__Information__
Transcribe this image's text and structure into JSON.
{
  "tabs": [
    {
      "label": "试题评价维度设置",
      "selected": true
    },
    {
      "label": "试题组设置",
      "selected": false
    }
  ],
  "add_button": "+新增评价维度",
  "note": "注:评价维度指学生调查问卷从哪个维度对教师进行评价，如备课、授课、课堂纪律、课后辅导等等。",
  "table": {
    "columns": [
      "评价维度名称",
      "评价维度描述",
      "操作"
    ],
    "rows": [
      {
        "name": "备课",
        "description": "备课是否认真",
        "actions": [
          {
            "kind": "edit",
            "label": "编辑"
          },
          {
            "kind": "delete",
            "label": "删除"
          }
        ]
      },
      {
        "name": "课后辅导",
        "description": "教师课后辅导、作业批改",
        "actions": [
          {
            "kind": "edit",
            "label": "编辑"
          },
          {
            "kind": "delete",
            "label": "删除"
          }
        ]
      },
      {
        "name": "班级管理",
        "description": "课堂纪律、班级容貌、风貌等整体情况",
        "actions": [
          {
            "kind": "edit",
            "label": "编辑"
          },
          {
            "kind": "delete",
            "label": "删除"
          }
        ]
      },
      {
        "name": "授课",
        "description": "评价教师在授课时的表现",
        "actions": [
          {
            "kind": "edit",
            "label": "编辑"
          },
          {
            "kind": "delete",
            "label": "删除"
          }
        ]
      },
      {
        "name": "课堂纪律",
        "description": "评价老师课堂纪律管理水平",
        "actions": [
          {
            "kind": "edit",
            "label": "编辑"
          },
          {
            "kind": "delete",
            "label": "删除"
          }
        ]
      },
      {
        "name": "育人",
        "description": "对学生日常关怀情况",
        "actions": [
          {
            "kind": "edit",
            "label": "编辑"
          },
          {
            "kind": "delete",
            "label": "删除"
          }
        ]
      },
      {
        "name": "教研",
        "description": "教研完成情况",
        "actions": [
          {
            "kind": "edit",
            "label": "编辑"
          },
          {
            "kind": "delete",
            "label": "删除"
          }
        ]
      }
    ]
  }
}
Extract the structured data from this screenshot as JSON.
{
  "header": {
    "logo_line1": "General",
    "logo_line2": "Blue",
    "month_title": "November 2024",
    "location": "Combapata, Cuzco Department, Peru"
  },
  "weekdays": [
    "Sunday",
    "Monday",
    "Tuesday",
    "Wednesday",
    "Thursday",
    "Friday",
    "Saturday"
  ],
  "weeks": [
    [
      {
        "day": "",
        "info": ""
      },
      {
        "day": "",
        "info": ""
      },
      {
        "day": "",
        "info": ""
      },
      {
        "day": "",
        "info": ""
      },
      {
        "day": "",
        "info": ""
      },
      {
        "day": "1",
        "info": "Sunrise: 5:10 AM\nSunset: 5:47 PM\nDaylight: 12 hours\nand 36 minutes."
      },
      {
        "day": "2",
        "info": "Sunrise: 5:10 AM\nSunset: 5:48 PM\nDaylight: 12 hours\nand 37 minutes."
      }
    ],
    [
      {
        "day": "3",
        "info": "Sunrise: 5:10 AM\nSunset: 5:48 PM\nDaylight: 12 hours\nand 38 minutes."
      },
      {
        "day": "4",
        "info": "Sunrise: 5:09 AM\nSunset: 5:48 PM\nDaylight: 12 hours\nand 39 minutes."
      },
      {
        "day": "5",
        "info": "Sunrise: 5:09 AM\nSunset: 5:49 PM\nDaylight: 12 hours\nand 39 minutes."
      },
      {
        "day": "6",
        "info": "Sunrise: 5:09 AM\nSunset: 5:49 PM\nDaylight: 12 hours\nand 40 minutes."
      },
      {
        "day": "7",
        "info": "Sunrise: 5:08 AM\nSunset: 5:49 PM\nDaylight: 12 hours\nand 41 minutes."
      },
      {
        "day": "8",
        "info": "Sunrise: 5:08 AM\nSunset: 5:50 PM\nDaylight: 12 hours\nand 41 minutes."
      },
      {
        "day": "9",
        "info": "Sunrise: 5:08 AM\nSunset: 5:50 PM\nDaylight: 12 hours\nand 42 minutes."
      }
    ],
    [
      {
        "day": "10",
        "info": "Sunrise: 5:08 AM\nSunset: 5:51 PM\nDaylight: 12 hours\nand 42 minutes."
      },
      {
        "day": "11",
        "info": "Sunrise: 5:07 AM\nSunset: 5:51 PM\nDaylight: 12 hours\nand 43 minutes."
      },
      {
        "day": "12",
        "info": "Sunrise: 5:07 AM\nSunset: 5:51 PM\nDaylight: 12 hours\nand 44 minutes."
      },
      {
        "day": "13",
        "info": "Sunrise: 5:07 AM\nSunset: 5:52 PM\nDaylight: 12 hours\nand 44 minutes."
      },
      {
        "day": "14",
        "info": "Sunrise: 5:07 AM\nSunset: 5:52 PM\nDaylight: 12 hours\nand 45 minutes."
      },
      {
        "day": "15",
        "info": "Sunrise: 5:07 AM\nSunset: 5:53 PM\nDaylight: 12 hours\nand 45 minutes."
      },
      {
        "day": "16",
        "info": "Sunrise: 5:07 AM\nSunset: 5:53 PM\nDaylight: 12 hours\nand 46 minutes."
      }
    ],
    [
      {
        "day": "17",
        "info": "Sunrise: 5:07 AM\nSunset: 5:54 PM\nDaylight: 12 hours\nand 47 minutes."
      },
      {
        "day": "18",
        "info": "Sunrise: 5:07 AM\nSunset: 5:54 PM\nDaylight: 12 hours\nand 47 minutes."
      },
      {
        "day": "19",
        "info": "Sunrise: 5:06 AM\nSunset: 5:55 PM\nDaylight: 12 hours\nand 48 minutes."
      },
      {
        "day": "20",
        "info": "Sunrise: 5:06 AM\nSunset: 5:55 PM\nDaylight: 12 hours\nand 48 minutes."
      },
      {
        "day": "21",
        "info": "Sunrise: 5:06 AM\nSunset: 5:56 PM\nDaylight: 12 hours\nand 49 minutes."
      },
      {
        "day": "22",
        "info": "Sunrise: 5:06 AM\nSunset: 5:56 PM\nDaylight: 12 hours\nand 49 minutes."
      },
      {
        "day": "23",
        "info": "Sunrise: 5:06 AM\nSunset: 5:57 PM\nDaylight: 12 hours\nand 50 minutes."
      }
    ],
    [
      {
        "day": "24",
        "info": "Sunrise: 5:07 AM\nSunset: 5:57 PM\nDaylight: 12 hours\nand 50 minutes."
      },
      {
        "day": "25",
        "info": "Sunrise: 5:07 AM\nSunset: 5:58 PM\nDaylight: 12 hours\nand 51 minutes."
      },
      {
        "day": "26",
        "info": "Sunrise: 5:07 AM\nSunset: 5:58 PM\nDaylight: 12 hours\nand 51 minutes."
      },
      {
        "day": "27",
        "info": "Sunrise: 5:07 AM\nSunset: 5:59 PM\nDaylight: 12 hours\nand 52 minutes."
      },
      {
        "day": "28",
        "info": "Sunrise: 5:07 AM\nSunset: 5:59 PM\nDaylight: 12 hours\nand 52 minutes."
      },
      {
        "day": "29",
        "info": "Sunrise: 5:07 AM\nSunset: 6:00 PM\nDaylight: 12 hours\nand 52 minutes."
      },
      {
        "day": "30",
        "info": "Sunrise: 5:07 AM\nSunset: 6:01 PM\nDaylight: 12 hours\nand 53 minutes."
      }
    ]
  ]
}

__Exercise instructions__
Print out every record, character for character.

__Exercise response__
Transcribe this image's text and structure into JSON.
{
  "tabs": [
    {
      "label": "试题评价维度设置",
      "selected": true
    },
    {
      "label": "试题组设置",
      "selected": false
    }
  ],
  "add_button": "+新增评价维度",
  "note": "注:评价维度指学生调查问卷从哪个维度对教师进行评价，如备课、授课、课堂纪律、课后辅导等等。",
  "table": {
    "columns": [
      "评价维度名称",
      "评价维度描述",
      "操作"
    ],
    "rows": [
      {
        "name": "备课",
        "description": "备课是否认真",
        "actions": [
          {
            "kind": "edit",
            "label": "编辑"
          },
          {
            "kind": "delete",
            "label": "删除"
          }
        ]
      },
      {
        "name": "课后辅导",
        "description": "教师课后辅导、作业批改",
        "actions": [
          {
            "kind": "edit",
            "label": "编辑"
          },
          {
            "kind": "delete",
            "label": "删除"
          }
        ]
      },
      {
        "name": "班级管理",
        "description": "课堂纪律、班级容貌、风貌等整体情况",
        "actions": [
          {
            "kind": "edit",
            "label": "编辑"
          },
          {
            "kind": "delete",
            "label": "删除"
          }
        ]
      },
      {
        "name": "授课",
        "description": "评价教师在授课时的表现",
        "actions": [
          {
            "kind": "edit",
            "label": "编辑"
          },
          {
            "kind": "delete",
            "label": "删除"
          }
        ]
      },
      {
        "name": "课堂纪律",
        "description": "评价老师课堂纪律管理水平",
        "actions": [
          {
            "kind": "edit",
            "label": "编辑"
          },
          {
            "kind": "delete",
            "label": "删除"
          }
        ]
      },
      {
        "name": "育人",
        "description": "对学生日常关怀情况",
        "actions": [
          {
            "kind": "edit",
            "label": "编辑"
          },
          {
            "kind": "delete",
            "label": "删除"
          }
        ]
      },
      {
        "name": "教研",
        "description": "教研完成情况",
        "actions": [
          {
            "kind": "edit",
            "label": "编辑"
          },
          {
            "kind": "delete",
            "label": "删除"
          }
        ]
      }
    ]
  }
}
Extract the structured data from this screenshot as JSON.
{
  "header": {
    "logo_line1": "General",
    "logo_line2": "Blue",
    "month_title": "November 2024",
    "location": "Combapata, Cuzco Department, Peru"
  },
  "weekdays": [
    "Sunday",
    "Monday",
    "Tuesday",
    "Wednesday",
    "Thursday",
    "Friday",
    "Saturday"
  ],
  "weeks": [
    [
      {
        "day": "",
        "info": ""
      },
      {
        "day": "",
        "info": ""
      },
      {
        "day": "",
        "info": ""
      },
      {
        "day": "",
        "info": ""
      },
      {
        "day": "",
        "info": ""
      },
      {
        "day": "1",
        "info": "Sunrise: 5:10 AM\nSunset: 5:47 PM\nDaylight: 12 hours\nand 36 minutes."
      },
      {
        "day": "2",
        "info": "Sunrise: 5:10 AM\nSunset: 5:48 PM\nDaylight: 12 hours\nand 37 minutes."
      }
    ],
    [
      {
        "day": "3",
        "info": "Sunrise: 5:10 AM\nSunset: 5:48 PM\nDaylight: 12 hours\nand 38 minutes."
      },
      {
        "day": "4",
        "info": "Sunrise: 5:09 AM\nSunset: 5:48 PM\nDaylight: 12 hours\nand 39 minutes."
      },
      {
        "day": "5",
        "info": "Sunrise: 5:09 AM\nSunset: 5:49 PM\nDaylight: 12 hours\nand 39 minutes."
      },
      {
        "day": "6",
        "info": "Sunrise: 5:09 AM\nSunset: 5:49 PM\nDaylight: 12 hours\nand 40 minutes."
      },
      {
        "day": "7",
        "info": "Sunrise: 5:08 AM\nSunset: 5:49 PM\nDaylight: 12 hours\nand 41 minutes."
      },
      {
        "day": "8",
        "info": "Sunrise: 5:08 AM\nSunset: 5:50 PM\nDaylight: 12 hours\nand 41 minutes."
      },
      {
        "day": "9",
        "info": "Sunrise: 5:08 AM\nSunset: 5:50 PM\nDaylight: 12 hours\nand 42 minutes."
      }
    ],
    [
      {
        "day": "10",
        "info": "Sunrise: 5:08 AM\nSunset: 5:51 PM\nDaylight: 12 hours\nand 42 minutes."
      },
      {
        "day": "11",
        "info": "Sunrise: 5:07 AM\nSunset: 5:51 PM\nDaylight: 12 hours\nand 43 minutes."
      },
      {
        "day": "12",
        "info": "Sunrise: 5:07 AM\nSunset: 5:51 PM\nDaylight: 12 hours\nand 44 minutes."
      },
      {
        "day": "13",
        "info": "Sunrise: 5:07 AM\nSunset: 5:52 PM\nDaylight: 12 hours\nand 44 minutes."
      },
      {
        "day": "14",
        "info": "Sunrise: 5:07 AM\nSunset: 5:52 PM\nDaylight: 12 hours\nand 45 minutes."
      },
      {
        "day": "15",
        "info": "Sunrise: 5:07 AM\nSunset: 5:53 PM\nDaylight: 12 hours\nand 45 minutes."
      },
      {
        "day": "16",
        "info": "Sunrise: 5:07 AM\nSunset: 5:53 PM\nDaylight: 12 hours\nand 46 minutes."
      }
    ],
    [
      {
        "day": "17",
        "info": "Sunrise: 5:07 AM\nSunset: 5:54 PM\nDaylight: 12 hours\nand 47 minutes."
      },
      {
        "day": "18",
        "info": "Sunrise: 5:07 AM\nSunset: 5:54 PM\nDaylight: 12 hours\nand 47 minutes."
      },
      {
        "day": "19",
        "info": "Sunrise: 5:06 AM\nSunset: 5:55 PM\nDaylight: 12 hours\nand 48 minutes."
      },
      {
        "day": "20",
        "info": "Sunrise: 5:06 AM\nSunset: 5:55 PM\nDaylight: 12 hours\nand 48 minutes."
      },
      {
        "day": "21",
        "info": "Sunrise: 5:06 AM\nSunset: 5:56 PM\nDaylight: 12 hours\nand 49 minutes."
      },
      {
        "day": "22",
        "info": "Sunrise: 5:06 AM\nSunset: 5:56 PM\nDaylight: 12 hours\nand 49 minutes."
      },
      {
        "day": "23",
        "info": "Sunrise: 5:06 AM\nSunset: 5:57 PM\nDaylight: 12 hours\nand 50 minutes."
      }
    ],
    [
      {
        "day": "24",
        "info": "Sunrise: 5:07 AM\nSunset: 5:57 PM\nDaylight: 12 hours\nand 50 minutes."
      },
      {
        "day": "25",
        "info": "Sunrise: 5:07 AM\nSunset: 5:58 PM\nDaylight: 12 hours\nand 51 minutes."
      },
      {
        "day": "26",
        "info": "Sunrise: 5:07 AM\nSunset: 5:58 PM\nDaylight: 12 hours\nand 51 minutes."
      },
      {
        "day": "27",
        "info": "Sunrise: 5:07 AM\nSunset: 5:59 PM\nDaylight: 12 hours\nand 52 minutes."
      },
      {
        "day": "28",
        "info": "Sunrise: 5:07 AM\nSunset: 5:59 PM\nDaylight: 12 hours\nand 52 minutes."
      },
      {
        "day": "29",
        "info": "Sunrise: 5:07 AM\nSunset: 6:00 PM\nDaylight: 12 hours\nand 52 minutes."
      },
      {
        "day": "30",
        "info": "Sunrise: 5:07 AM\nSunset: 6:01 PM\nDaylight: 12 hours\nand 53 minutes."
      }
    ]
  ]
}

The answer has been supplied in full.